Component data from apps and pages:
--- START ---
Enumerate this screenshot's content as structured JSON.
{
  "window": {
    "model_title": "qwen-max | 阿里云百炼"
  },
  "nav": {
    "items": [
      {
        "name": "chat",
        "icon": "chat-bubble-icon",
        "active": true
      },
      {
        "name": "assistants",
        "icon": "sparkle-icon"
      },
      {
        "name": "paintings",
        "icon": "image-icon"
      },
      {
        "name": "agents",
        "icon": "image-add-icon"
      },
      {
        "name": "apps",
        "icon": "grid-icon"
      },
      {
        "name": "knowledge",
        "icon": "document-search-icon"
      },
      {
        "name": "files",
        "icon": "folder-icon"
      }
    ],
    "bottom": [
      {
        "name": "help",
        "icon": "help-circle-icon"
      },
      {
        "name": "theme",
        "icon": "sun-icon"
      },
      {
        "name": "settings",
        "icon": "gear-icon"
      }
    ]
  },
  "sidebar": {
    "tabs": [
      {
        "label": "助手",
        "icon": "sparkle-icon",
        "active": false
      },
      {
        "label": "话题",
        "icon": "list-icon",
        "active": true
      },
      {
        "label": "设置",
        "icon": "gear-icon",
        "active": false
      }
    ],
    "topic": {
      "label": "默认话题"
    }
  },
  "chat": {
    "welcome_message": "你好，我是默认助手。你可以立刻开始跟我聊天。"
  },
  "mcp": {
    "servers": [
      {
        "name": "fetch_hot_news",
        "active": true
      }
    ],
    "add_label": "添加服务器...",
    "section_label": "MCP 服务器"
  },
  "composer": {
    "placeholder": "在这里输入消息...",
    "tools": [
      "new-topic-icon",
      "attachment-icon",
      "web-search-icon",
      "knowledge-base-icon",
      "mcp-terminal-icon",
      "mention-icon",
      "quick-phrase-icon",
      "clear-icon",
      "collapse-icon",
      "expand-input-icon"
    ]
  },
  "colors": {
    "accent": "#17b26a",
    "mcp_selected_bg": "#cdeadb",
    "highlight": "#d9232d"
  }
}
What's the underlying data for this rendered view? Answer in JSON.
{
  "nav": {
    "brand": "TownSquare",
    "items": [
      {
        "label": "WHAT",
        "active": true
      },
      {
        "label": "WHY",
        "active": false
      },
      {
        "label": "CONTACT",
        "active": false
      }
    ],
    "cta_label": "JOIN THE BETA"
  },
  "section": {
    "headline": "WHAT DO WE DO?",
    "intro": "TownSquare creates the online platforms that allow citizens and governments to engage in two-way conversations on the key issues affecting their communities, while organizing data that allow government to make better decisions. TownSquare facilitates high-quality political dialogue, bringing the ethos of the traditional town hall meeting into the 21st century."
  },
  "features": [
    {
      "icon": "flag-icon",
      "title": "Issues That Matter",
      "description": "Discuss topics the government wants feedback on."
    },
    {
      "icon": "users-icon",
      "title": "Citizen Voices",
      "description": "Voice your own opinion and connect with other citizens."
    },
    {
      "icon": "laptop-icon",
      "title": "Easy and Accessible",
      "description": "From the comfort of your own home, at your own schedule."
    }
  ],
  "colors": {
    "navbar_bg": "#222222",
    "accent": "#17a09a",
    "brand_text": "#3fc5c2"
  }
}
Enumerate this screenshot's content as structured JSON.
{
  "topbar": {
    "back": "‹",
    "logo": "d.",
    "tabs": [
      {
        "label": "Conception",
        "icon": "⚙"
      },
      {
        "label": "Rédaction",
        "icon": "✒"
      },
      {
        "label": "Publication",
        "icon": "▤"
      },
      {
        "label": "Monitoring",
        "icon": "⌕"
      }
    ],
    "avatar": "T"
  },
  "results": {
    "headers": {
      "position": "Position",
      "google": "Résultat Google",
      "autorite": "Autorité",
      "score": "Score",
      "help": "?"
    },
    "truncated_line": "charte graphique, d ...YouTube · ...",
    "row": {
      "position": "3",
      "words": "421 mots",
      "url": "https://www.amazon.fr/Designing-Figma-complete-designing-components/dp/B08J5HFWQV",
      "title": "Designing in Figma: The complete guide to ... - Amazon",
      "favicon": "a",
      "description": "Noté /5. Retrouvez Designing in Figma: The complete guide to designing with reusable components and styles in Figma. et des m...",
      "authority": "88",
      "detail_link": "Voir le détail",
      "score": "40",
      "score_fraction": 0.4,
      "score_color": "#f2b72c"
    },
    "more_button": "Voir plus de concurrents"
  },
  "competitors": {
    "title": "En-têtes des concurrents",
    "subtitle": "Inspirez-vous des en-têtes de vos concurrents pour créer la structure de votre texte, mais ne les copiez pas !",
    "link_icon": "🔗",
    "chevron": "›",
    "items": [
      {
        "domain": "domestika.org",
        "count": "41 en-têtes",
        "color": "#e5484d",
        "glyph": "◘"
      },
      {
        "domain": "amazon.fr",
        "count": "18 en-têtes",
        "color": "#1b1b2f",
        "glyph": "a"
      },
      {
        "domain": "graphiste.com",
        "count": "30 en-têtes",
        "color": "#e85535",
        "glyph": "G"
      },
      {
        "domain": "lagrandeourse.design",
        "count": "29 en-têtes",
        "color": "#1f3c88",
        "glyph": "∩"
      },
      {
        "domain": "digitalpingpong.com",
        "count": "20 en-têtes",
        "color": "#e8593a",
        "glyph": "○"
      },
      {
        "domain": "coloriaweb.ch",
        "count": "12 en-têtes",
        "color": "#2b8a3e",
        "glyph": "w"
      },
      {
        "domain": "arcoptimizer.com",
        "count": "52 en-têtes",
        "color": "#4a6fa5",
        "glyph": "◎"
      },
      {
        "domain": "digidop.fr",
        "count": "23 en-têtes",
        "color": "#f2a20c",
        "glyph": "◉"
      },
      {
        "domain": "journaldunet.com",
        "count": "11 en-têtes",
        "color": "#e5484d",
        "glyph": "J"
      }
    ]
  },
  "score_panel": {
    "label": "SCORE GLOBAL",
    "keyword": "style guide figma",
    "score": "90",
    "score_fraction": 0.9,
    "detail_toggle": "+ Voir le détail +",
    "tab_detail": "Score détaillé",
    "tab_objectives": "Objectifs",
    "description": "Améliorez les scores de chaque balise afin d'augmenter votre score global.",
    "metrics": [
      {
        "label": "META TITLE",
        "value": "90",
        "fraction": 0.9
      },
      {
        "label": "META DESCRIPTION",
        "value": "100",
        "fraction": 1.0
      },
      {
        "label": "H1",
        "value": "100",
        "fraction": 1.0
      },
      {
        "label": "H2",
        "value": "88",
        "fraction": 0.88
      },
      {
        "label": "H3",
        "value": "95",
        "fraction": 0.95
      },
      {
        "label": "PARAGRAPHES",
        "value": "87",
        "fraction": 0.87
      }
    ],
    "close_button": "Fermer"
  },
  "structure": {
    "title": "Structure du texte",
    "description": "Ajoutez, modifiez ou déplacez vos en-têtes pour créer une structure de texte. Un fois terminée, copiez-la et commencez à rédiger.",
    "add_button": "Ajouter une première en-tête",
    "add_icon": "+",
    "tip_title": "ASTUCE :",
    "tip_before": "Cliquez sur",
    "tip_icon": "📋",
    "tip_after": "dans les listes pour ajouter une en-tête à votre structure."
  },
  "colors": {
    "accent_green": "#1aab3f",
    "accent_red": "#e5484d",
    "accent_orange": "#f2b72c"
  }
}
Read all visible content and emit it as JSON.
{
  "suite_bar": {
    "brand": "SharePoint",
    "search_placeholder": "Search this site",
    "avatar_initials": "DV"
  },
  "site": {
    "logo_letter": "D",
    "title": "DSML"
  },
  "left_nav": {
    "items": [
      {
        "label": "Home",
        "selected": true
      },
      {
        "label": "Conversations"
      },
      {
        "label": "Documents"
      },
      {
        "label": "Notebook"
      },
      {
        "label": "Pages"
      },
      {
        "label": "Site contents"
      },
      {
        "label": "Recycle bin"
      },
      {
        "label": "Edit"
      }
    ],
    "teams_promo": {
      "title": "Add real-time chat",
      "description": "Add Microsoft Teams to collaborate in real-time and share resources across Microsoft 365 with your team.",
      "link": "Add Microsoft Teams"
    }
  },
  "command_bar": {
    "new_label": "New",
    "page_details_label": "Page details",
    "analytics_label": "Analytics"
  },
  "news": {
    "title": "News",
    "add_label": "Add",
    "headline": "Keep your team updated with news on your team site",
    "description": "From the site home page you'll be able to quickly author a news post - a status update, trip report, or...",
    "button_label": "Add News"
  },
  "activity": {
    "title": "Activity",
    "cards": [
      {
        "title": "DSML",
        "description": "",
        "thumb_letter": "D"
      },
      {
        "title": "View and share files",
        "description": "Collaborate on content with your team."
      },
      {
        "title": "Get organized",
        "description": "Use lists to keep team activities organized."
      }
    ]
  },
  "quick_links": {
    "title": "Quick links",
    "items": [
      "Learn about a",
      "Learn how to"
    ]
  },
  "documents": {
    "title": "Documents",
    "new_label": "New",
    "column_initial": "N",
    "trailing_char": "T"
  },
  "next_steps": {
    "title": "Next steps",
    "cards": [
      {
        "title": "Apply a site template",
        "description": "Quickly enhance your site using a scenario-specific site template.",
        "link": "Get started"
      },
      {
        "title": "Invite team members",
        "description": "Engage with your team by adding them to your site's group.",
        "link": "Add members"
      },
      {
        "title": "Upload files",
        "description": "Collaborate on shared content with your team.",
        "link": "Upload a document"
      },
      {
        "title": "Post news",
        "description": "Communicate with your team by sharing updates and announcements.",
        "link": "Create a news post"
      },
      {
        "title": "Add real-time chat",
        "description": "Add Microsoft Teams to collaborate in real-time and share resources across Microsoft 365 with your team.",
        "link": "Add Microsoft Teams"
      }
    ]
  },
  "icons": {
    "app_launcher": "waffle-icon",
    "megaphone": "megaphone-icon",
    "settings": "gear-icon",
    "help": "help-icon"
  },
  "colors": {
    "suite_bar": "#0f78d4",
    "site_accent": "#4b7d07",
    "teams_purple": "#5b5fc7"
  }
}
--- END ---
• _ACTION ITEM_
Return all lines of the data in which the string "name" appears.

• _TASK ANSWER_
        "name": "chat",
        "name": "assistants",
        "name": "paintings",
        "name": "agents",
        "name": "apps",
        "name": "knowledge",
        "name": "files",
        "name": "help",
        "name": "theme",
        "name": "settings",
        "name": "fetch_hot_news",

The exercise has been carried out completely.